(Records for the exercise Opens)

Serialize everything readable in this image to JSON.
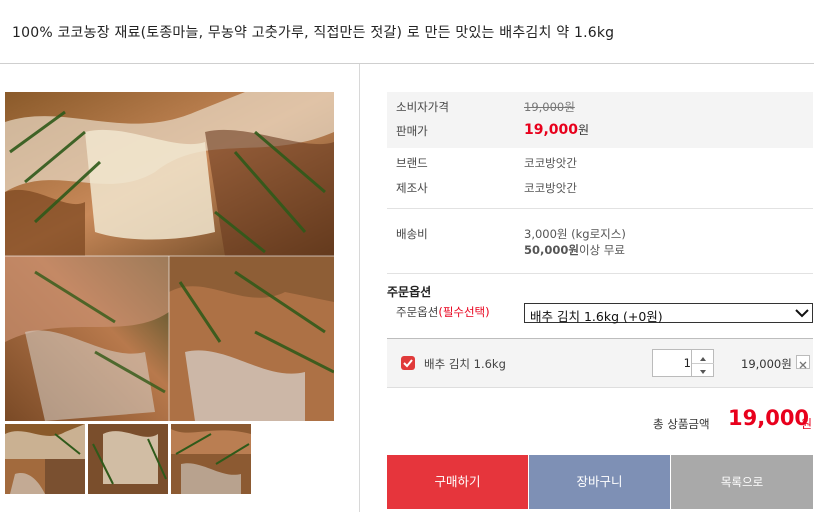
{
  "product": {
    "title": "100% 코코농장 재료(토종마늘, 무농약 고춧가루, 직접만든 젓갈) 로 만든 맛있는 배추김치 약 1.6kg"
  },
  "gallery": {
    "thumbnails": [
      "thumb-1",
      "thumb-2",
      "thumb-3"
    ]
  },
  "info": {
    "consumer_price_label": "소비자가격",
    "consumer_price": "19,000원",
    "sale_price_label": "판매가",
    "sale_price_number": "19,000",
    "sale_price_unit": "원",
    "brand_label": "브랜드",
    "brand": "코코방앗간",
    "maker_label": "제조사",
    "maker": "코코방앗간",
    "shipping_label": "배송비",
    "shipping_fee": "3,000원 (kg로지스)",
    "free_threshold": "50,000원",
    "free_suffix": "이상 무료"
  },
  "options": {
    "heading": "주문옵션",
    "label": "주문옵션",
    "required": "(필수선택)",
    "selected": "배추 김치 1.6kg (+0원)"
  },
  "selected_item": {
    "name": "배추 김치 1.6kg",
    "quantity": "1",
    "price": "19,000원",
    "checked": true
  },
  "total": {
    "label": "총 상품금액",
    "amount": "19,000",
    "unit": "원"
  },
  "actions": {
    "buy": "구매하기",
    "cart": "장바구니",
    "list": "목록으로"
  },
  "colors": {
    "accent_red": "#e8001c",
    "buy_button": "#e6353c",
    "cart_button": "#7e90b5",
    "list_button": "#a9a9a9"
  }
}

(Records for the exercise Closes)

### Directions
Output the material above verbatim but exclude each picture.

### Expected answer
Serialize everything readable in this image to JSON.
{
  "product": {
    "title": "100% 코코농장 재료(토종마늘, 무농약 고춧가루, 직접만든 젓갈) 로 만든 맛있는 배추김치 약 1.6kg"
  },
  "gallery": {
    "thumbnails": [
      "thumb-1",
      "thumb-2",
      "thumb-3"
    ]
  },
  "info": {
    "consumer_price_label": "소비자가격",
    "consumer_price": "19,000원",
    "sale_price_label": "판매가",
    "sale_price_number": "19,000",
    "sale_price_unit": "원",
    "brand_label": "브랜드",
    "brand": "코코방앗간",
    "maker_label": "제조사",
    "maker": "코코방앗간",
    "shipping_label": "배송비",
    "shipping_fee": "3,000원 (kg로지스)",
    "free_threshold": "50,000원",
    "free_suffix": "이상 무료"
  },
  "options": {
    "heading": "주문옵션",
    "label": "주문옵션",
    "required": "(필수선택)",
    "selected": "배추 김치 1.6kg (+0원)"
  },
  "selected_item": {
    "name": "배추 김치 1.6kg",
    "quantity": "1",
    "price": "19,000원",
    "checked": true
  },
  "total": {
    "label": "총 상품금액",
    "amount": "19,000",
    "unit": "원"
  },
  "actions": {
    "buy": "구매하기",
    "cart": "장바구니",
    "list": "목록으로"
  },
  "colors": {
    "accent_red": "#e8001c",
    "buy_button": "#e6353c",
    "cart_button": "#7e90b5",
    "list_button": "#a9a9a9"
  }
}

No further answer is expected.